The wine we had with it was a MacRostie Pinot Noir from Carneros, just south of Napa. California Pinots are often a little more full-bodied than their more famous Oregon cousins, and it was a wonderful pairing with the beef, potatoes, onions, and cheese. These days, though, I’m just as likely to want one of our fuller-bodied First Vine “beef” wines with it, like Domaine de Montvac Cuvée Vincila ($24) or Château de Rocquebrune Lalande de Pomerol ($25). The Montvac is made from Grenache and Syrah, aged in oak, with lush ripe fruit and wonderful hints of leather and tobacco. The Rocquebrune is a blend of Merlot, Cabernet Sauvignon, and Cabernet Franc, also aged in oak, with more fruit and spice and hints of pepper. Truly, you can’t go wrong with either one — and if it’s just the right occasion you might find a memorable pairing of your own.
Happy New Year and Bon Appetit!

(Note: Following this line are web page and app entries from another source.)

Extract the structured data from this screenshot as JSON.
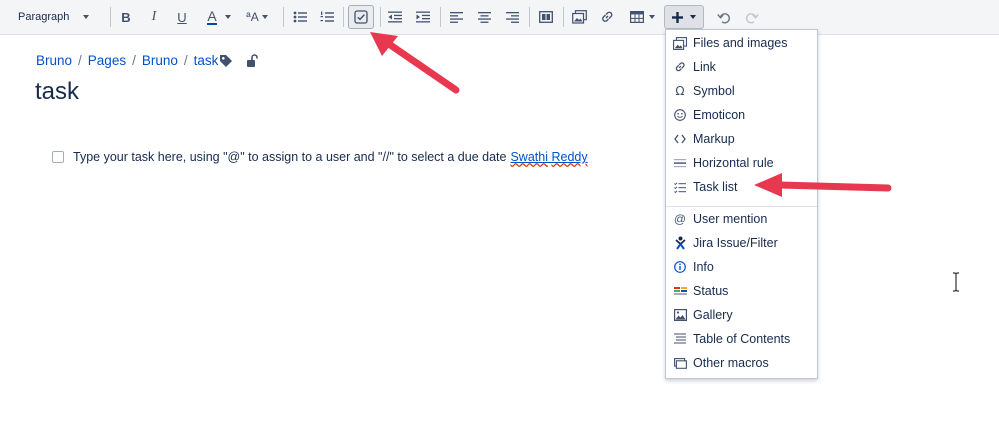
{
  "toolbar": {
    "paragraph_label": "Paragraph",
    "bold_label": "B",
    "italic_label": "I",
    "underline_label": "U",
    "text_color_label": "A",
    "text_color_accent": "#0747a6",
    "text_size_label": "ªA"
  },
  "breadcrumb": {
    "items": [
      "Bruno",
      "Pages",
      "Bruno",
      "task"
    ],
    "separator": "/"
  },
  "page": {
    "title": "task"
  },
  "task": {
    "text": "Type your task here, using \"@\" to assign to a user and \"//\" to select a due date",
    "mention_first": "Swathi",
    "mention_last": "Reddy"
  },
  "insert_menu": {
    "items": [
      {
        "label": "Files and images",
        "icon": "image-icon"
      },
      {
        "label": "Link",
        "icon": "link-icon"
      },
      {
        "label": "Symbol",
        "icon": "omega-icon"
      },
      {
        "label": "Emoticon",
        "icon": "smiley-icon"
      },
      {
        "label": "Markup",
        "icon": "code-icon"
      },
      {
        "label": "Horizontal rule",
        "icon": "horizontal-rule-icon"
      },
      {
        "label": "Task list",
        "icon": "task-list-icon"
      },
      {
        "label": "User mention",
        "icon": "at-icon"
      },
      {
        "label": "Jira Issue/Filter",
        "icon": "jira-icon"
      },
      {
        "label": "Info",
        "icon": "info-icon"
      },
      {
        "label": "Status",
        "icon": "status-icon"
      },
      {
        "label": "Gallery",
        "icon": "gallery-icon"
      },
      {
        "label": "Table of Contents",
        "icon": "toc-icon"
      },
      {
        "label": "Other macros",
        "icon": "macro-icon"
      }
    ]
  },
  "colors": {
    "link": "#0052cc",
    "annotation_arrow": "#e8384f",
    "spellcheck": "#de350b"
  }
}
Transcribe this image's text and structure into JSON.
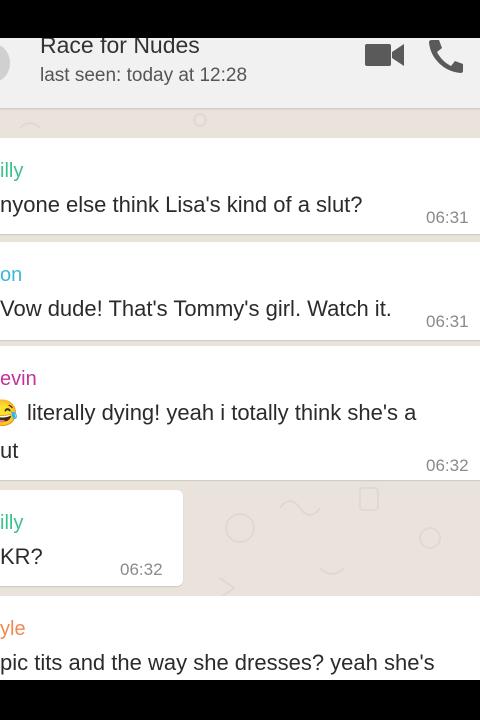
{
  "header": {
    "contact_name": "Race for Nudes",
    "status": "last seen: today at 12:28",
    "icons": [
      "video-call-icon",
      "phone-icon"
    ]
  },
  "messages": [
    {
      "sender": "illy",
      "text": "nyone else think Lisa's kind of a slut?",
      "time": "06:31",
      "sender_color": "#3dbf8e"
    },
    {
      "sender": "on",
      "text": "Vow dude! That's Tommy's girl. Watch it.",
      "time": "06:31",
      "sender_color": "#40b7d4"
    },
    {
      "sender": "evin",
      "text_line1": "literally dying! yeah i totally think she's a",
      "text_line2": "ut",
      "time": "06:32",
      "sender_color": "#c1339b",
      "emoji": "😂"
    },
    {
      "sender": "illy",
      "text": "KR?",
      "time": "06:32",
      "sender_color": "#3dbf8e"
    },
    {
      "sender": "yle",
      "text": "pic tits and the way she dresses? yeah she's",
      "sender_color": "#f08a52"
    }
  ],
  "colors": {
    "chat_background": "#e9e3dc",
    "bubble": "#ffffff",
    "header": "#f1f1f1"
  }
}
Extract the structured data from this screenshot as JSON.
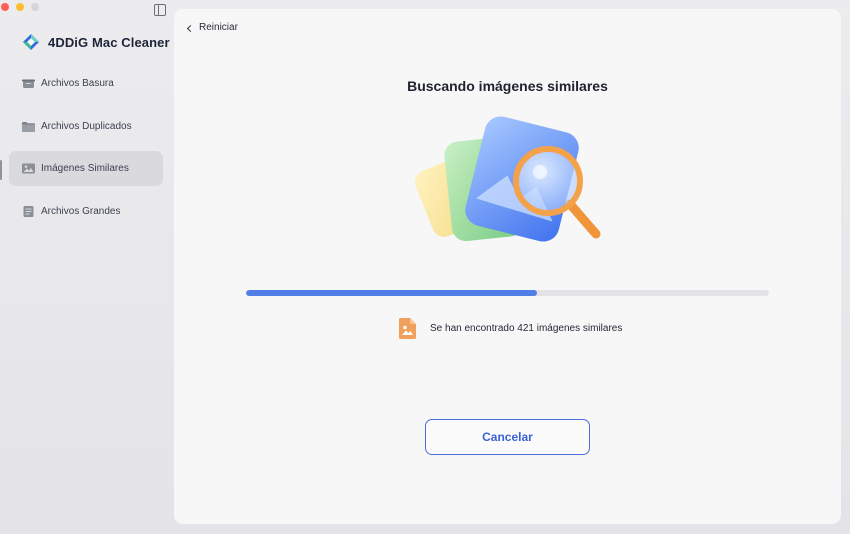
{
  "app": {
    "name": "4DDiG Mac Cleaner"
  },
  "sidebar": {
    "items": [
      {
        "label": "Archivos Basura",
        "icon": "trash-bin-icon",
        "active": false
      },
      {
        "label": "Archivos Duplicados",
        "icon": "folder-icon",
        "active": false
      },
      {
        "label": "Imágenes Similares",
        "icon": "image-icon",
        "active": true
      },
      {
        "label": "Archivos Grandes",
        "icon": "large-file-icon",
        "active": false
      }
    ]
  },
  "main": {
    "back_label": "Reiniciar",
    "title": "Buscando imágenes similares",
    "progress_fraction": 0.557,
    "found_text": "Se han encontrado 421 imágenes similares",
    "cancel_label": "Cancelar"
  },
  "colors": {
    "accent": "#4f7ee6",
    "button_border": "#4a6fd8",
    "found_icon": "#f0a05a"
  }
}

** This is from a Shelley Berman comedy record from the 1950s that my father has at home. Some of Berman’s material is a little dated, but he’s still funny, as you can hear here, if you’ve ever called a business and tried to get directed to the right person.

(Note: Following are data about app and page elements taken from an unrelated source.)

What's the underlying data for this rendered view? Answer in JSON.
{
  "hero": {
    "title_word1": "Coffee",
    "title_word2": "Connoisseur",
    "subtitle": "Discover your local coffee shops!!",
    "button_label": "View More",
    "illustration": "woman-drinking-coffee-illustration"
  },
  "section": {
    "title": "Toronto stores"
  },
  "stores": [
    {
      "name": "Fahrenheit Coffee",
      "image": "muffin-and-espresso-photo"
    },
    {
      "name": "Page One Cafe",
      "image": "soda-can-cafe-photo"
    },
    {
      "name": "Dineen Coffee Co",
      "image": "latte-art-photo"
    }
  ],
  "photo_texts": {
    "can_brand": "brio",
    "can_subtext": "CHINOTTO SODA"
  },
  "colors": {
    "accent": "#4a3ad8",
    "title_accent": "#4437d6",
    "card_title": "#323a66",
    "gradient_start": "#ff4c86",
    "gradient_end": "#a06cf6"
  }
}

4 tablespoons unsalted butter
2 tablespoons vegetable oil
2 medium or 1 large onion, peeled, cut in half through the poles, and thinly sliced crosswise
2 6-ounce fillet mignons, at room temperature

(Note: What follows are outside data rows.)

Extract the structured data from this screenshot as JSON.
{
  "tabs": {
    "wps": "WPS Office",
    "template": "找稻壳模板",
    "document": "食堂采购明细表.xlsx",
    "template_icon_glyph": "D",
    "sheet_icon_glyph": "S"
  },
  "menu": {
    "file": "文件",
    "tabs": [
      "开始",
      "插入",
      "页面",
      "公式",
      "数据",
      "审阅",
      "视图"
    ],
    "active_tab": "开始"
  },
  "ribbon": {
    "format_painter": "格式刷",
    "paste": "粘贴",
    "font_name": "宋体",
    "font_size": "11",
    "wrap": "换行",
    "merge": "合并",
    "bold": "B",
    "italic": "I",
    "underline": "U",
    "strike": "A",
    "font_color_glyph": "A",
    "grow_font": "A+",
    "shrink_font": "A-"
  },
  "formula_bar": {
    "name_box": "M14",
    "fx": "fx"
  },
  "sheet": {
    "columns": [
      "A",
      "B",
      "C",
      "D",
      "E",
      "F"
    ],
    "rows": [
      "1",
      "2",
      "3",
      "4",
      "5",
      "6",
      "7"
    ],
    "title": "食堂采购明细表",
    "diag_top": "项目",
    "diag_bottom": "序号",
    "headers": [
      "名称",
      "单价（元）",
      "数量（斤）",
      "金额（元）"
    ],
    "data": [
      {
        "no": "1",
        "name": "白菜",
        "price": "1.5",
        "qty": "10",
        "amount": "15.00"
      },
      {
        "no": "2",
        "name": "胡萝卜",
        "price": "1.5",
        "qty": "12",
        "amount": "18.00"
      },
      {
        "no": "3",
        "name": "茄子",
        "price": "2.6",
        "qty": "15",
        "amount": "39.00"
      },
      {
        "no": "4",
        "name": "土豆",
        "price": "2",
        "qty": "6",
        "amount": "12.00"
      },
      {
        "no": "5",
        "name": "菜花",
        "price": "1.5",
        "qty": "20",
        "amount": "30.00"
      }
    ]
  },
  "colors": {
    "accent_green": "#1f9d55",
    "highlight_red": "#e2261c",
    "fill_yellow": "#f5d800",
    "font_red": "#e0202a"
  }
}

Salt and freshly-ground black pepper
1 medium to large russet potato
1/4 cup grated Gruyere cheese
Adjust the oven rack to about 6 inches below the broiler and preheat the oven to 400 degrees F. Start with the caramelized onions: melt 3 tablespoons of the butter in a large non-stick skillet. Add the onions and a little salt and pepper. Stir well, then put the cover on and cook over medium-low heat for about 15 minutes. Take the lid off, raise the heat to medium, and continue to cook the onions, stirring occasionally, until they’re a deep golden brown. You should end up with at least a quarter cup of caramelized onions. Put the onions in a bowl and set aside.
Salt and pepper the steaks. Put 1-1/2 tablespoons of the vegetable oil in an ovenproof skillet (like a medium cast-iron skillet). Heat on high until the oil shimmers and then you just start to see a little wisp of smoke. Gently lay the steaks in the skillet, lower the heat to medium, and cook for 5 minutes. Turn the steaks over and cook for another 5 minutes, then put the skillet in the oven for 5 – 10 minutes, until an instant-read thermometer reads 125 degrees F. Take the skillet from the oven and transfer the steaks to a plate. Turn on the broiler. Let the steaks rest on the plate for 15 minutes, uncovered.
While you’re cooking the steaks, start the potato. Peel it, then slice it using the 2 mm disk of a food processor, a mandoline, or slice the potato very thinly by hand. Pat the slices dry with a towel. Using the skillet you browned the onions in, melt the last tablespoon of butter and add the last half tablespoon of oil. Crank the heat up and layer the potatoes in the skillet, fitting in as many slices as you can. Cook them until they’re brown on the bottom, then turn them and brown the other side. This shouldn’t take more than 10 minutes.
When the steaks have rested, return them to the skillet you cooked them in. Shingle the browned potatoes on top of the steaks. (Don’t worry if you have too many slices, just put on as many as you need and eat the rest yourself or use to garnish the plate.) Gently spread about 2 tablespoons of the caramelized onions on top, completely covering the potatoes. Then sprinkle on all the cheese. Put the skillet in the oven under the broiler and broil until the cheese melts and barely starts to brown, 1 to 2 minutes. Remove the skillet from the oven, and serve the steaks immediately.